--- Material shown Enclosed Below ---

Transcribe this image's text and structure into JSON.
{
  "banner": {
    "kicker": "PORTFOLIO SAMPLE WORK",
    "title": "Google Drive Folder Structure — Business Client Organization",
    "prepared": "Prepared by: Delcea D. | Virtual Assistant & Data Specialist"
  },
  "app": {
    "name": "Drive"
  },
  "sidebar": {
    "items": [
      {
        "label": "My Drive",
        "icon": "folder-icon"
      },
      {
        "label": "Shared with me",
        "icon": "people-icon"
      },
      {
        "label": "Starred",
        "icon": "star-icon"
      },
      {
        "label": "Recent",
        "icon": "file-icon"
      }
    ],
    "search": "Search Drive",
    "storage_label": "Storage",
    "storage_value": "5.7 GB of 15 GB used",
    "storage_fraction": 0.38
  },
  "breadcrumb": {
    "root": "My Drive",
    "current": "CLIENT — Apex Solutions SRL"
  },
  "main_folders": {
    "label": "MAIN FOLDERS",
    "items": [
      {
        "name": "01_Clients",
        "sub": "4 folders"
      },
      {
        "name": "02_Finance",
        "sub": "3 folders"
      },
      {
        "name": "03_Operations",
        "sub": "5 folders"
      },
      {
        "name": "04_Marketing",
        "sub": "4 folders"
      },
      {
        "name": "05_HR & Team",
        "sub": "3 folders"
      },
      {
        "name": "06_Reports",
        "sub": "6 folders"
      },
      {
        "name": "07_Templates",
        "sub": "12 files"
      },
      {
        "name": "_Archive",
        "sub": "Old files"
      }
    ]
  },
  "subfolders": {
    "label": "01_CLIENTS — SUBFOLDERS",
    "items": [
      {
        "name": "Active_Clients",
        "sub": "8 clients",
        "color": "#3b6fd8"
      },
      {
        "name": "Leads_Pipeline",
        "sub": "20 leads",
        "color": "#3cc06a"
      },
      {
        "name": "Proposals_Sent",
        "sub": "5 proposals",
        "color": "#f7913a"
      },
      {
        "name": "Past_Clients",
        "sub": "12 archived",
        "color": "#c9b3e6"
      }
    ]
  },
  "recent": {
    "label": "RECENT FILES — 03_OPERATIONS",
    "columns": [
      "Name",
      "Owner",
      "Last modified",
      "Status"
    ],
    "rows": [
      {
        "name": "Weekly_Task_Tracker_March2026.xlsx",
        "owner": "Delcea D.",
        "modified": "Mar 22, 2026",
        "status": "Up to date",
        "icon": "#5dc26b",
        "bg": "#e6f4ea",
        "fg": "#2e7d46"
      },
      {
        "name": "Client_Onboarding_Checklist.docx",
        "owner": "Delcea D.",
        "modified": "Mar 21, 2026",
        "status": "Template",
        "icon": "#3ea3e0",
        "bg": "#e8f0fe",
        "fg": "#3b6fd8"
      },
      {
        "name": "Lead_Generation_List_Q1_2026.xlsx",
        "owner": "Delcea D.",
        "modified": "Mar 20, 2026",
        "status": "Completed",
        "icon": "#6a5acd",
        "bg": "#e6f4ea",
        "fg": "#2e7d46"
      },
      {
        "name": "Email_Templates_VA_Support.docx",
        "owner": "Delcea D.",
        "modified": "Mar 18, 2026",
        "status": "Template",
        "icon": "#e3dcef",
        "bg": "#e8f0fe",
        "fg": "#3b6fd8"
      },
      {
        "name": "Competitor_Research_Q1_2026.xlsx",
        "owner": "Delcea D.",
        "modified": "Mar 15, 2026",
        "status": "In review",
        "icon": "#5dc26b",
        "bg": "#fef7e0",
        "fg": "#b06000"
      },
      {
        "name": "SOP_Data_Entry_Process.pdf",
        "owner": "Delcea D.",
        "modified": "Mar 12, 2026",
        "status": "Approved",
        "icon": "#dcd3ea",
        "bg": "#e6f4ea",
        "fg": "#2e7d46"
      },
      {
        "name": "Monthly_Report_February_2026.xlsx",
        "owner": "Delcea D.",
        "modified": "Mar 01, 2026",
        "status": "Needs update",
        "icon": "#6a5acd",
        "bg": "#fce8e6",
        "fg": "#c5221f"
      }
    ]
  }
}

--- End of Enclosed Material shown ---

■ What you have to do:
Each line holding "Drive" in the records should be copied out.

■ Exercise response:
    "title": "Google Drive Folder Structure — Business Client Organization",
    "name": "Drive"
        "label": "My Drive",
    "search": "Search Drive",
    "root": "My Drive",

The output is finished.